Specific beaches worth a mention include Clifton, Camps Bay, Noordhoek, Kommetjie and Boulders at Simon’s Town. A trip down to the Cape Point National Park is also highly recommended.
Cape Town Top Five Things to do…Postscript
Since first writing this article, we returned to Cape Town for a few weeks while organising our 4WD. This Top 5 hasn’t really changed but it was amazing exploring further the various corners of this beautiful city. We have decided that we would love to come to Cape Town on less of a budge. With a little more money you could have some SERIOUS fun in this town (not that we didn’t anyway).
Cape Town Travel and feasting tips:
- Table Mountain:
- While the cable car provides great views and an easy ride to the top it’s pretty damn expensive for the less than 5 minute ride to the top. An adult return costs R255/person or one way is R135. If you have the time and energy, we reckon it would be amazing to walk the whole way to the top!
- We never saw Table Mountain in the morning but reckon that the afternoon is the best time to go. When we arrived huge crowds were lining up to go back down so we can only assume that the mornings must be packed. Plus, the awesomeness of the sunset is not something you want to miss.
- Chapman’s Peak tollway: Just before entering the actual drive from either direction there is a toll. If coming from Cape Town you can go through without paying but that will only enable you to continue a few 100 metres to a lookout.
- Madam Taitou is a kooky little Ethiopian restaurant which feels more like an overstuffed antiques shop but at around R320 for 2 for a huge delicious feast of traditional Ethiopian fair is great value.
- Bacon on Bree for a pretty red hot BLT and arguably the best coffee I had during our time in the Mother City
- I’m not usually that excited about botanical gardens but the gardens at Kirstenbosch are amazing!
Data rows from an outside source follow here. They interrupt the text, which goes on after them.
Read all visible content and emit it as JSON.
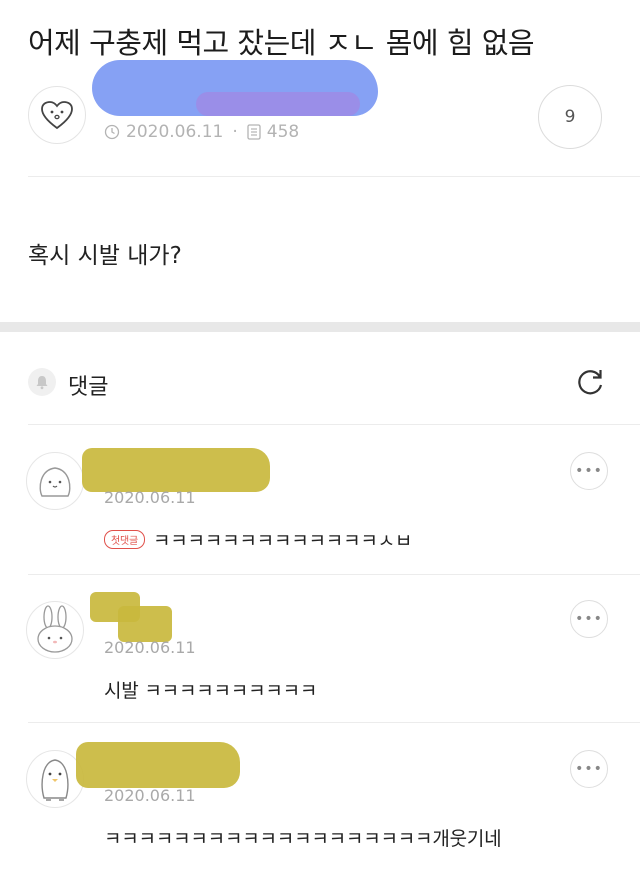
{
  "post": {
    "title": "어제 구충제 먹고 잤는데 ㅈㄴ 몸에 힘 없음",
    "date": "2020.06.11",
    "views": "458",
    "comment_count": "9",
    "body": "혹시 시발 내가?"
  },
  "comments_section": {
    "label": "댓글"
  },
  "comments": [
    {
      "date": "2020.06.11",
      "badge": "첫댓글",
      "text": "ㅋㅋㅋㅋㅋㅋㅋㅋㅋㅋㅋㅋㅋㅅㅂ",
      "avatar_icon": "blob-character-icon"
    },
    {
      "date": "2020.06.11",
      "text": "시발 ㅋㅋㅋㅋㅋㅋㅋㅋㅋㅋ",
      "avatar_icon": "rabbit-icon"
    },
    {
      "date": "2020.06.11",
      "text": "ㅋㅋㅋㅋㅋㅋㅋㅋㅋㅋㅋㅋㅋㅋㅋㅋㅋㅋㅋ개웃기네",
      "avatar_icon": "penguin-icon"
    }
  ],
  "icons": {
    "author_avatar": "heart-face-icon",
    "clock": "clock-icon",
    "views": "document-icon",
    "bell": "bell-icon",
    "refresh": "refresh-icon",
    "more": "more-dots-icon"
  },
  "colors": {
    "redaction_blue": "#7f9cf3",
    "redaction_yellow": "#c9b93d",
    "first_comment_badge": "#e0504a",
    "section_gap": "#e8e8e8"
  }
}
Stunning gardens with beautiful views looking down towards Stellenbosch make for a great escape if you’ve had enough of the city.
- The Aegir Brewery set next to the Red Herring pub in Noordhoek is a great spot to sample a few craft beers and yarn with the locals (only open Thursday – Saturday nights)